one?

Code works fine.
I’ve just added to config.yaml:

Dates:
class: Dates
fields_ordered: [:start, :current, :end]

and
@conf = YAML::load( File.open( ‘config.yml’ ) ) #keeps parsed YAML
#some code
#block_name id a current ‘top’ name like ‘Dates’
@struct[:fields] = @conf[block_name][‘fields_ordered’]
#and later…
private
def init_hash(arr)
Hash[*@struct[:fields].collect {|v| [v,
arr[@struct[:fields].index(v)]]}.flatten]
end

It’s method for converting csv line:
lol, 123,lolo, 123.45
to hash using appopriate bean field names as keys

Kind regards

robert

2010/2/12 Sergey S. [email protected]:

I have a bean. Bean can accept certain fields in his constructor.
List of certain fields is overriden in each subclass of DataBean.
I read source (csv) file and try to construct bean using dats from
source and my bean.

I understood that. But the point you are probably missing is this:
you are mixing class and instance information in an unfortunate way:

irb(main):031:0* d1 = Dates.new(:start=>1,:end=>2,:current=>3)
=> #Dates:0x101bbb5c
irb(main):032:0> d1.start
=> 1
irb(main):033:0> d1.end
=> 2
irb(main):034:0> d1.current
=> 3
irb(main):035:0> d2 = Dates.new(:start=>99,:end=>98,:current=>97)
=> #Dates:0x1017fde4
irb(main):036:0> d2.start
=> 99
irb(main):037:0> d2.end
=> 98
irb(main):038:0> d2.current
=> 97
irb(main):039:0> d1.start # ooops!
=> 99
irb(main):040:0> d1.end # ooops!
=> 98
irb(main):041:0> d1.current # ooops!
=> 97
irb(main):042:0>

You are changing state of an already created instance as a side effect
of creating a new instance. This is not a good idea!
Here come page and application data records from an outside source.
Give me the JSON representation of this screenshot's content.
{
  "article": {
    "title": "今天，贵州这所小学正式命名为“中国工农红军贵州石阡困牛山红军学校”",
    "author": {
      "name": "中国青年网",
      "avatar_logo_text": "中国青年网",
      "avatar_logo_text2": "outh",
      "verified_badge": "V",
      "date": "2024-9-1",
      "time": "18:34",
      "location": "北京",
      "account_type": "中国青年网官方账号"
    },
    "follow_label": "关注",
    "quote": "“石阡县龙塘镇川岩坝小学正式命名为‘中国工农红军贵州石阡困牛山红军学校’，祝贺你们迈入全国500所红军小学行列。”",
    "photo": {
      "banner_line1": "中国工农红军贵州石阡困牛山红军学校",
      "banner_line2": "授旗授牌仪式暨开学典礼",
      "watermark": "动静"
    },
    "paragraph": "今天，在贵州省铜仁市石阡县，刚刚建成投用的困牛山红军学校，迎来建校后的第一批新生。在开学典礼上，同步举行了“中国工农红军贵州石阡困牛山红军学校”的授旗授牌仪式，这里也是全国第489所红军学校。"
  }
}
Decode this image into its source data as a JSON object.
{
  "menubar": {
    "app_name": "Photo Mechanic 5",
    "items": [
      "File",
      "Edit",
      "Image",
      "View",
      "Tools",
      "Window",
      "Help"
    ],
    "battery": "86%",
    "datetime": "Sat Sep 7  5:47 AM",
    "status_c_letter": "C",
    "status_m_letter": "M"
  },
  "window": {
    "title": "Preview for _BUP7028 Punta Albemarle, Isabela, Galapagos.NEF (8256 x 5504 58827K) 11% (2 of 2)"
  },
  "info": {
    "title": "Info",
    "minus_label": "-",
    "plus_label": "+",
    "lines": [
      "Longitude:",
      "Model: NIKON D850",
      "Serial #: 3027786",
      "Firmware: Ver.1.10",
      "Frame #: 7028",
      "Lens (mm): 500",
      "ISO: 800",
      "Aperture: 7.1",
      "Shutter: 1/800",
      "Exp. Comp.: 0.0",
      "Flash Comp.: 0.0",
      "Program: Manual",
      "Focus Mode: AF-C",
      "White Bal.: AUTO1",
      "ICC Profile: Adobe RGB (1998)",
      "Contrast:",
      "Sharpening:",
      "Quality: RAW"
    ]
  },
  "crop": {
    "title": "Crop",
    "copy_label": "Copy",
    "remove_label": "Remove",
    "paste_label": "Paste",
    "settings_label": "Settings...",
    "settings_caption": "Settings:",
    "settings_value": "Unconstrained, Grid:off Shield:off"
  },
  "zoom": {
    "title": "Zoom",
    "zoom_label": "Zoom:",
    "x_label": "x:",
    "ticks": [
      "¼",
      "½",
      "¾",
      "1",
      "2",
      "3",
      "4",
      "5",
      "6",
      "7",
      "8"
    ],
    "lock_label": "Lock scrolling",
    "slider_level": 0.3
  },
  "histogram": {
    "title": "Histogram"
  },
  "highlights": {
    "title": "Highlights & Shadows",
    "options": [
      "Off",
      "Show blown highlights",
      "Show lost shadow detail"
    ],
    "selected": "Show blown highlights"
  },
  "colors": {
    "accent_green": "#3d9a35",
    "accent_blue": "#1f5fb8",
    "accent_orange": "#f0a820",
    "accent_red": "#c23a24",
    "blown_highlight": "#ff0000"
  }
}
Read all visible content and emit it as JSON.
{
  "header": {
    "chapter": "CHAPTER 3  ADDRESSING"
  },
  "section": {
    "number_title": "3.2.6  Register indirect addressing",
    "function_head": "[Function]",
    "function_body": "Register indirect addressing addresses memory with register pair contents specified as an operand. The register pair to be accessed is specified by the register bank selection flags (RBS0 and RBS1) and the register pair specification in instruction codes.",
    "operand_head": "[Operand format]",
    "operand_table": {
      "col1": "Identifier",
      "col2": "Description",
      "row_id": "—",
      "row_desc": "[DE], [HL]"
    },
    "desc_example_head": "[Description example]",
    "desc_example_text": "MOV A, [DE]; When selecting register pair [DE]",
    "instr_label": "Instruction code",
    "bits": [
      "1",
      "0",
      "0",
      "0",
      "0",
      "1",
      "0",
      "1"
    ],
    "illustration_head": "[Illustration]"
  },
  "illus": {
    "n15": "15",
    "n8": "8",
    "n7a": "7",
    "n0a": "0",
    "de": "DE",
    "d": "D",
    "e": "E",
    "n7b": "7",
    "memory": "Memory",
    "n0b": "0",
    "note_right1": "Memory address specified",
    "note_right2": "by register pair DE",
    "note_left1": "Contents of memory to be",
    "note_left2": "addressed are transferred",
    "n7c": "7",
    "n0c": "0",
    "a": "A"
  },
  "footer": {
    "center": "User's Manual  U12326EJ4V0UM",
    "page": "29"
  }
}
Code works fine.
I referred to passing strings to #initialize. This certainly works.
But the more dramatic issue persists (see above).
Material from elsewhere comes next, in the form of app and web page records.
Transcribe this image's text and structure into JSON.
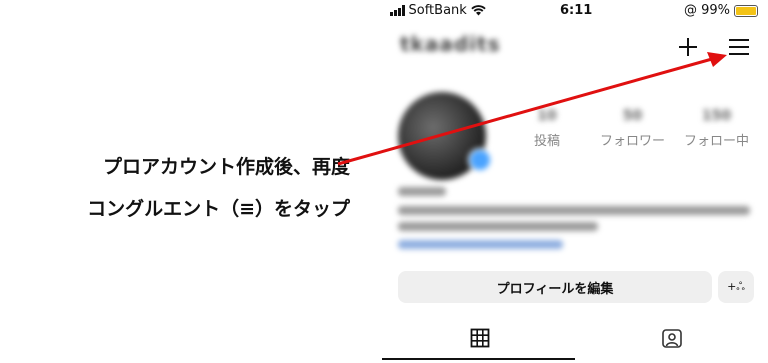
{
  "instruction": {
    "line1": "プロアカウント作成後、再度",
    "line2": "コングルエント（≡）をタップ"
  },
  "status_bar": {
    "carrier": "SoftBank",
    "time": "6:11",
    "battery": "@ 99%"
  },
  "profile": {
    "username": "tkaadits",
    "stats": [
      {
        "value": "10",
        "label": "投稿"
      },
      {
        "value": "50",
        "label": "フォロワー"
      },
      {
        "value": "150",
        "label": "フォロー中"
      }
    ],
    "edit_profile_label": "プロフィールを編集",
    "add_person_label": "+ஃ"
  },
  "icons": {
    "plus": "plus-icon",
    "menu": "hamburger-menu-icon",
    "grid": "grid-icon",
    "tagged": "tagged-person-icon",
    "wifi": "wifi-icon",
    "signal": "signal-icon",
    "battery": "battery-icon"
  },
  "colors": {
    "arrow": "#e01010",
    "battery": "#f3c316",
    "button_bg": "#efefef"
  }
}
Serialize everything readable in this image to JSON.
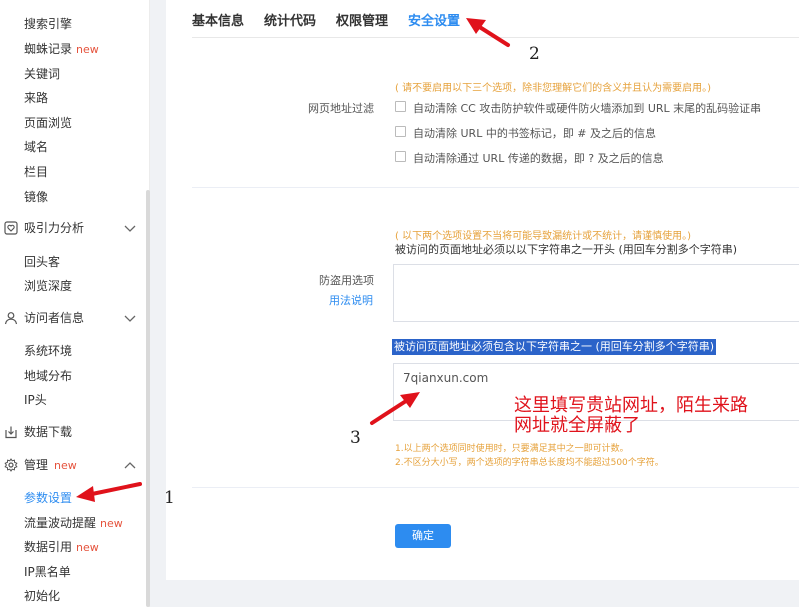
{
  "sidebar": {
    "items_top": [
      {
        "label": "搜索引擎"
      },
      {
        "label": "蜘蛛记录",
        "badge": "new"
      },
      {
        "label": "关键词"
      },
      {
        "label": "来路"
      },
      {
        "label": "页面浏览"
      },
      {
        "label": "域名"
      },
      {
        "label": "栏目"
      },
      {
        "label": "镜像"
      }
    ],
    "group_attraction": {
      "label": "吸引力分析",
      "icon": "heart-box-icon"
    },
    "items_attraction": [
      {
        "label": "回头客"
      },
      {
        "label": "浏览深度"
      }
    ],
    "group_visitor": {
      "label": "访问者信息",
      "icon": "user-icon"
    },
    "items_visitor": [
      {
        "label": "系统环境"
      },
      {
        "label": "地域分布"
      },
      {
        "label": "IP头"
      }
    ],
    "group_download": {
      "label": "数据下载",
      "icon": "download-icon"
    },
    "group_manage": {
      "label": "管理",
      "badge": "new",
      "icon": "gear-icon"
    },
    "items_manage": [
      {
        "label": "参数设置",
        "active": true
      },
      {
        "label": "流量波动提醒",
        "badge": "new"
      },
      {
        "label": "数据引用",
        "badge": "new"
      },
      {
        "label": "IP黑名单"
      },
      {
        "label": "初始化"
      }
    ]
  },
  "tabs": [
    {
      "label": "基本信息"
    },
    {
      "label": "统计代码"
    },
    {
      "label": "权限管理"
    },
    {
      "label": "安全设置",
      "active": true
    }
  ],
  "url_filter": {
    "warning": "( 请不要启用以下三个选项，除非您理解它们的含义并且认为需要启用。)",
    "label": "网页地址过滤",
    "options": [
      {
        "label": "自动清除 CC 攻击防护软件或硬件防火墙添加到 URL 末尾的乱码验证串",
        "checked": false
      },
      {
        "label": "自动清除 URL 中的书签标记，即 # 及之后的信息",
        "checked": false
      },
      {
        "label": "自动清除通过 URL 传递的数据，即 ? 及之后的信息",
        "checked": false
      }
    ]
  },
  "anti_theft": {
    "warning": "( 以下两个选项设置不当将可能导致漏统计或不统计，请谨慎使用。)",
    "prefix_desc": "被访问的页面地址必须以以下字符串之一开头 (用回车分割多个字符串)",
    "label": "防盗用选项",
    "usage_link": "用法说明",
    "prefix_value": "",
    "contains_desc": "被访问页面地址必须包含以下字符串之一 (用回车分割多个字符串)",
    "contains_value": "7qianxun.com",
    "tips": [
      "1.以上两个选项同时使用时，只要满足其中之一即可计数。",
      "2.不区分大小写，两个选项的字符串总长度均不能超过500个字符。"
    ]
  },
  "confirm_label": "确定",
  "annotations": {
    "num1": "1",
    "num2": "2",
    "num3": "3",
    "note_line1": "这里填写贵站网址，陌生来路",
    "note_line2": "网址就全屏蔽了",
    "colors": {
      "arrow": "#e0121b",
      "accent": "#2d8cf0",
      "warning": "#e6a23c",
      "new_badge": "#e5533d"
    }
  }
}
Kind regards

robert

I referred to passing strings to #initialize. This certainly works.
But the more dramatic issue persists (see above).
Seems like I got it here:
http://www.ruby-forum.com/topic/204068
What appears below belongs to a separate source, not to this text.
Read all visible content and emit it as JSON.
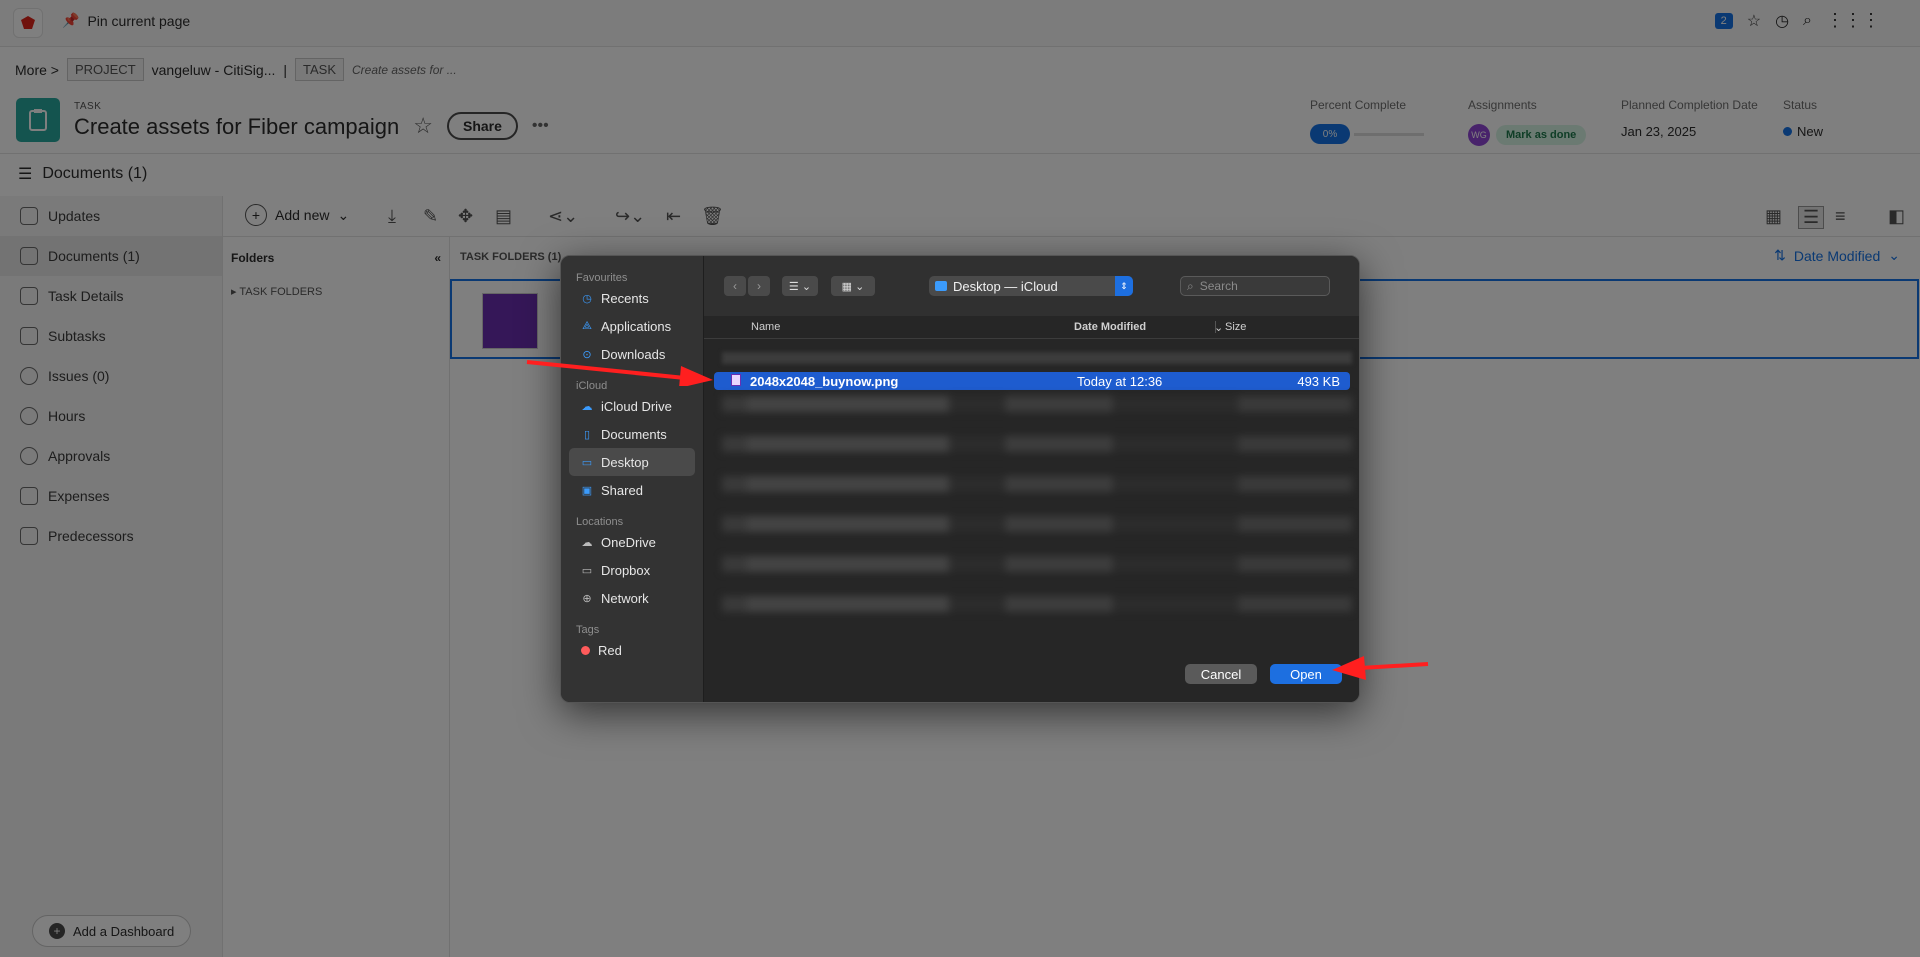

Is there any opportunity to add attributes to instance, not to class?

Kind regards

robert

Sergey S. wrote:

I referred to passing strings to #initialize. This certainly works.
But the more dramatic issue persists (see above).
Seems like I got it here:
http://www.ruby-forum.com/topic/204068

Is there any opportunity to add attributes to instance, not to class?

Kind regards

robert
http://api.rubyonrails.org/classes/ActiveRecord/Base.html#M002323

2435: self.class.send(:scope, :create).each { |att,value|
self.send("#{att}=", value) } if self.class.send(:scoped?, :create)

Do I need someting like that?

On Fri, Feb 12, 2010 at 11:12 AM, Sergey S.
[email protected] wrote:

I referred to passing strings to #initialize. This certainly works.
But the more dramatic issue persists (see above).
Seems like I got it here:
http://www.ruby-forum.com/topic/204068

Is there any opportunity to add attributes to instance, not to class?

Send the define method to the singleton class of the object, instead
of sending it to the class:

irb(main):001:0> class Task
irb(main):002:1> def initialize options
irb(main):003:2> options.each_pair do |k,v|
irb(main):004:3* (class << self; self; end).send(:define_method, k,
Proc.new{v})
irb(main):005:3> end
irb(main):006:2> end
irb(main):007:1> end
=> nil
irb(main):008:0> t = Task.new(:id => 1)
=> #Task:0xb7d4aca8
irb(main):009:0> t.id
=> 1
irb(main):010:0> t2 = Task.new(:id => 2)
=> #Task:0xb7d3ecdc
irb(main):012:0> t.id
=> 1
irb(main):013:0> t2.id
=> 2

Jesus.

This forum is not affiliated to the Ruby language, Ruby on Rails framework, nor any Ruby applications discussed here.

| Privacy Policy | Terms of Service | Remote Ruby Jobs